So to any and all of you who are concerned with being pretty enough, don’t ever forget that everyone’s version of pretty is different. Rock yours and let others rock theirs.

Peace and Love.

Dear Doctors, there’s something you need to understand.

Dear Doctor’s, there’s something you need to understand…

I believed you every single time you misdiagnosed me.

I believed you when you told me I had chronic fatigue syndrome.

I believed you when you told me I had anxiety.

I believed you when you told me I had depression.

I believed you when you told me I had PTSD and Panic Disorder.

I believed you when you told me I had Central Sensitivity Syndrome and that there was no known cause or cure.

I believed that you would have told me if the Lyme testing wasn’t accurate.

I believed that you would have told me if my test came back positive. (Note for the public – did you know that your GP is legally allowed to tell you that your Lyme test came back negative when it came back positive? I didn’t.)

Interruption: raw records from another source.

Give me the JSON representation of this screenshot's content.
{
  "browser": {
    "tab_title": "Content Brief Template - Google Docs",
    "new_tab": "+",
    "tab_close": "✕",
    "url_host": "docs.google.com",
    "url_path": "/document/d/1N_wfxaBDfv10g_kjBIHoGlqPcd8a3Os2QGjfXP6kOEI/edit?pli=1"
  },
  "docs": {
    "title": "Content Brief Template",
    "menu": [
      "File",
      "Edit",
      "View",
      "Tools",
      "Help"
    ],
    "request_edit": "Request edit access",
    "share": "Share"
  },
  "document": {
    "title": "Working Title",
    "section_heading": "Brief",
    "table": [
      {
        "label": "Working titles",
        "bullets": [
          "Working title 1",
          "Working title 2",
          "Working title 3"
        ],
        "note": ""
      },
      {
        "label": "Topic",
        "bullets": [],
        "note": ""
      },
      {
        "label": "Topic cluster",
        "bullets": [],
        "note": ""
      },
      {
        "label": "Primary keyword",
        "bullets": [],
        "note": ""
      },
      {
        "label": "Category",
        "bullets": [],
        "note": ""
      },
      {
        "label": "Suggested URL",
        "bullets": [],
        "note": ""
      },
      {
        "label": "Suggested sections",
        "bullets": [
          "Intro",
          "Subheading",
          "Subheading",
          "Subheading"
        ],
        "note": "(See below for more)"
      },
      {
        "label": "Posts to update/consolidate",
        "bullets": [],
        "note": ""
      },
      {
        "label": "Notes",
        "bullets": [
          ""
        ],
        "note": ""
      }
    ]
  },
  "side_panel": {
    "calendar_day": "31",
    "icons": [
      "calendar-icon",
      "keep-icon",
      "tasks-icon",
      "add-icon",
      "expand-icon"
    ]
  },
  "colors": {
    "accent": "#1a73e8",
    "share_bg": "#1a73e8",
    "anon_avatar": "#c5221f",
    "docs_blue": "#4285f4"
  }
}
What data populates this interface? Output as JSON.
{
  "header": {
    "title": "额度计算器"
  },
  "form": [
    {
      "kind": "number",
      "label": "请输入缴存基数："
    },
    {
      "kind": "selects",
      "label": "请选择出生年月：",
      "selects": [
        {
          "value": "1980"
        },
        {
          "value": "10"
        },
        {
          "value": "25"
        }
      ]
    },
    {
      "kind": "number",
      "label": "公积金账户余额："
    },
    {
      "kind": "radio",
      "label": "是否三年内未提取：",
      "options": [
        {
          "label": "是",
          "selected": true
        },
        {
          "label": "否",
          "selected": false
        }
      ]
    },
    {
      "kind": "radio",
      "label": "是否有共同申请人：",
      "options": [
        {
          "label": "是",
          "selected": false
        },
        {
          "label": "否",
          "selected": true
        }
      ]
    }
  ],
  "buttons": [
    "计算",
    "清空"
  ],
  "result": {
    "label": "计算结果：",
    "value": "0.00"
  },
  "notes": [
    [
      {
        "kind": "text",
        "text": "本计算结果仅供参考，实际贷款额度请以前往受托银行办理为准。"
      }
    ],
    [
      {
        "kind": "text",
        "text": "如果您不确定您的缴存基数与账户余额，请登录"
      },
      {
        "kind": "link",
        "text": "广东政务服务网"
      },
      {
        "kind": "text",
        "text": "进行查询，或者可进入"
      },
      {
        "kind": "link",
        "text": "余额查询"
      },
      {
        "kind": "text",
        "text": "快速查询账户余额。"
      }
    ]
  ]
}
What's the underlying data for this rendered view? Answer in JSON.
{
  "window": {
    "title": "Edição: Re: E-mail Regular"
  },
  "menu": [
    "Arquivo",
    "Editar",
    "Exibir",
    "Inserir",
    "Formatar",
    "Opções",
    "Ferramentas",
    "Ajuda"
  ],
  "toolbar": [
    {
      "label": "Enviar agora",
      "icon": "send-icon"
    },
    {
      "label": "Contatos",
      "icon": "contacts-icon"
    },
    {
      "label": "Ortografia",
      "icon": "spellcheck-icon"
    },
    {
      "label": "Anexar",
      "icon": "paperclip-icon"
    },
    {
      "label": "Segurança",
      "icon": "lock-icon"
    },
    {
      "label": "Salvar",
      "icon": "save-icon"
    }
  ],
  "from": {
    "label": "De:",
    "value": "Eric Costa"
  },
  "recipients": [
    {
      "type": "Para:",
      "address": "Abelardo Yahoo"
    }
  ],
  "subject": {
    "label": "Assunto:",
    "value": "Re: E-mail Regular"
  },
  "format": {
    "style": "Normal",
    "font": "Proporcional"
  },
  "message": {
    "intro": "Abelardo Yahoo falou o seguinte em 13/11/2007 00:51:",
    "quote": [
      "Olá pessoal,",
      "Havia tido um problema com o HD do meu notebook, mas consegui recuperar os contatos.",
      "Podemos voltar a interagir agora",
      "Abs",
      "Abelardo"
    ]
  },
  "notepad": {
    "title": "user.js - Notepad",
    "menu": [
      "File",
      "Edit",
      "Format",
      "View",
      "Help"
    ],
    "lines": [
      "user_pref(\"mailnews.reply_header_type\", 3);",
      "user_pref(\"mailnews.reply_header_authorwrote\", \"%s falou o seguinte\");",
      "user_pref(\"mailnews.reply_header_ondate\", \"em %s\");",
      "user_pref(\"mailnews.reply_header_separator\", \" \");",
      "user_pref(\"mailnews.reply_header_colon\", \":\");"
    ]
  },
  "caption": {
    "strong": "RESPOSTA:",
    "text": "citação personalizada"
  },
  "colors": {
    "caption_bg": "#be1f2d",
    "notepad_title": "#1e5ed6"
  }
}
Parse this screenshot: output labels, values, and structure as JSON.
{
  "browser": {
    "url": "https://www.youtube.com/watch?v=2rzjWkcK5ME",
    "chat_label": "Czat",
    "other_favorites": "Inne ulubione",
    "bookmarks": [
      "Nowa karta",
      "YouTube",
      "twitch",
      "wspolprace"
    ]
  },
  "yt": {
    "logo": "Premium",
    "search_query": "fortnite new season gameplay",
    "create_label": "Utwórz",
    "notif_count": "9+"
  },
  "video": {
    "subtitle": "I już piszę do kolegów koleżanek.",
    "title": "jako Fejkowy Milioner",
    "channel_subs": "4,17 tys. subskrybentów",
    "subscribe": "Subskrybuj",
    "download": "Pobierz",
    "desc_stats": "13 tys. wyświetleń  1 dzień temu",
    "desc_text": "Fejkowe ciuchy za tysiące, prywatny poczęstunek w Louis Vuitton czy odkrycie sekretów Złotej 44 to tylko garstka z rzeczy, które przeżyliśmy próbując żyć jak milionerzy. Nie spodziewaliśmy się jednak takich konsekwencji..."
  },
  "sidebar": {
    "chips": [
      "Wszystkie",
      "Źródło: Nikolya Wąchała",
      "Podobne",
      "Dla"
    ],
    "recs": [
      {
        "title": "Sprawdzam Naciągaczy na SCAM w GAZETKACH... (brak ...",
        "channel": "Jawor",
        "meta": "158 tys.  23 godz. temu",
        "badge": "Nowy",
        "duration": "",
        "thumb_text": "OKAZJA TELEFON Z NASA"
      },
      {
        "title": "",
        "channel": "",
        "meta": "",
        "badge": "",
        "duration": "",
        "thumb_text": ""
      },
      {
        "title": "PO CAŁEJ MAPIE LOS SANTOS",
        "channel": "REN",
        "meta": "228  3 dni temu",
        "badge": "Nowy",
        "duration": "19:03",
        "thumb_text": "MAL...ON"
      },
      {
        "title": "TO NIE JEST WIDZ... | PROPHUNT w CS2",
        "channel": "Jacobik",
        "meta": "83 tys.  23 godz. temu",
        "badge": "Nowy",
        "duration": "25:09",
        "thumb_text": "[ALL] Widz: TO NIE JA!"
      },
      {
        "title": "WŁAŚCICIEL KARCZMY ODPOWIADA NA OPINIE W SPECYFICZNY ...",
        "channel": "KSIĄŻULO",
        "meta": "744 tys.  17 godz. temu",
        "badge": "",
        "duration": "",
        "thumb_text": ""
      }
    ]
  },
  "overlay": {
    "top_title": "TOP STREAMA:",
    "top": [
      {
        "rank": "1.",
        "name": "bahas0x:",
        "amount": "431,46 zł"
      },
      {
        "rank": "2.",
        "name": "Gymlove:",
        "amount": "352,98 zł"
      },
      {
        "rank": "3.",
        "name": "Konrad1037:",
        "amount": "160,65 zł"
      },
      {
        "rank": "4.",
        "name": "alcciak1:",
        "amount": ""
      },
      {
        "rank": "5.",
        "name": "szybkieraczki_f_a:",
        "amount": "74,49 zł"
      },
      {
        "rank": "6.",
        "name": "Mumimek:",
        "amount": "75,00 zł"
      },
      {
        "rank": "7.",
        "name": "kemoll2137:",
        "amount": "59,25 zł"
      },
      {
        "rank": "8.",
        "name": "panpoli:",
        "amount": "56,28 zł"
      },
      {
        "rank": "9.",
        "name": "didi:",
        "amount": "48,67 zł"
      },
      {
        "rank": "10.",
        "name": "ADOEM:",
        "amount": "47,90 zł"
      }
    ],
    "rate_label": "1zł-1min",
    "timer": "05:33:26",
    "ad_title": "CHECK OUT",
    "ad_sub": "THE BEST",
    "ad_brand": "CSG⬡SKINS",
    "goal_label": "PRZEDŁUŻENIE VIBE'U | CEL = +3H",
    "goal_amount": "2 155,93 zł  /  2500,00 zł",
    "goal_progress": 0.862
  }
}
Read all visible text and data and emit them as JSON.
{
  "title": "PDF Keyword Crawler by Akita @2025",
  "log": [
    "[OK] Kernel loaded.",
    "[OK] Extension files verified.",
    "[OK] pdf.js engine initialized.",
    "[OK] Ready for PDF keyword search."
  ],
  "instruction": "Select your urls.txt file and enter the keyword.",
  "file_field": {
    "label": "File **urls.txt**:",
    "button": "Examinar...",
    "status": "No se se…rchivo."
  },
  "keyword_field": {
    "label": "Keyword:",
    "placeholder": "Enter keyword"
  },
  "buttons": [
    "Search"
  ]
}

I believed that you had my best interest at heart, not a political or private agenda.

I believed you had my back.

It’s funny to me, that after all this time of advocating in the mental health world and understanding how many gaps there are within the system, that it hadn’t crossed my mind that those gaps are in the general medical system as well.

Read More

How to talk to your struggling youth about mental health.

Through my positions as a youth with lived experience in the child and youth mental health world and advocating over the years, I have been asked by several parents how to talk to their children who are struggling. I can’t imagine what its like to be a parent of a child with mental health struggles, but I do know what it’s like to be on the other end of it. I’d like to think that I’ve grown and matured enough to have some kind of an idea of how to help them, but the truth is, its hard. And what works for one child and parent is not necessarily going to work for the next. There are however a few common parent-child situations that I hear most often, that I feel I can comment about.

Obviously the advice in here is based on my own life and the stories I personally hear from youth, parents and professionals, and by no means do I believe that this even begins to cover the vast spectrum of family dynamics or mental illness.

When your child says that they are experiencing something, believe them. And by “believe them” I don’t just mean silently believe them while telling them that they’ll be fine. No child or person wants to feel depressed, or

Read More

Self-care is a septum piercing.

So today I did a thing – to my face – against all my friend’s and family’s advice (besides 2) – and it made me think about self-care.

I have seen a flooding of internet posts on self-care in the recent months, even more so in the last week with the recent tragic Hollywood deaths by suicide, as well as many equally as tragic deaths by suicide that happen every single day to people’s families and friends and coworkers and lovers all around the world. But did you know that the media isn’t recommended to talk about suicides because there are studies that show that this can trigger other people to end their lives too? I don’t know where I stand around that one because to be honest I haven’t read the studies, and I have mixed feelings surrounding the obviously complex pro’s and con’s surrounding the balance between raising awareness for a continuously-rising suicide rate, the risk of triggering someone else who’s already struggling, and the feelings of the deceased’s loved ones. What I do think we need to talk about though, is how to better take care of ourselves, each-other and our communities so that possibly, we can help keep our people healthy and happy. The scope of mental health is so vast and there is still so much that we don’t know. Maybe you are perfectly healthy as it is, both mentally and physically and don’t need any help ever, but let’s face it that’s not the case for most people. Which is why I love that self-care is becoming trendy, but I want to tell you that it’s not all about pedicures and bubble baths with a glass of red.

Read More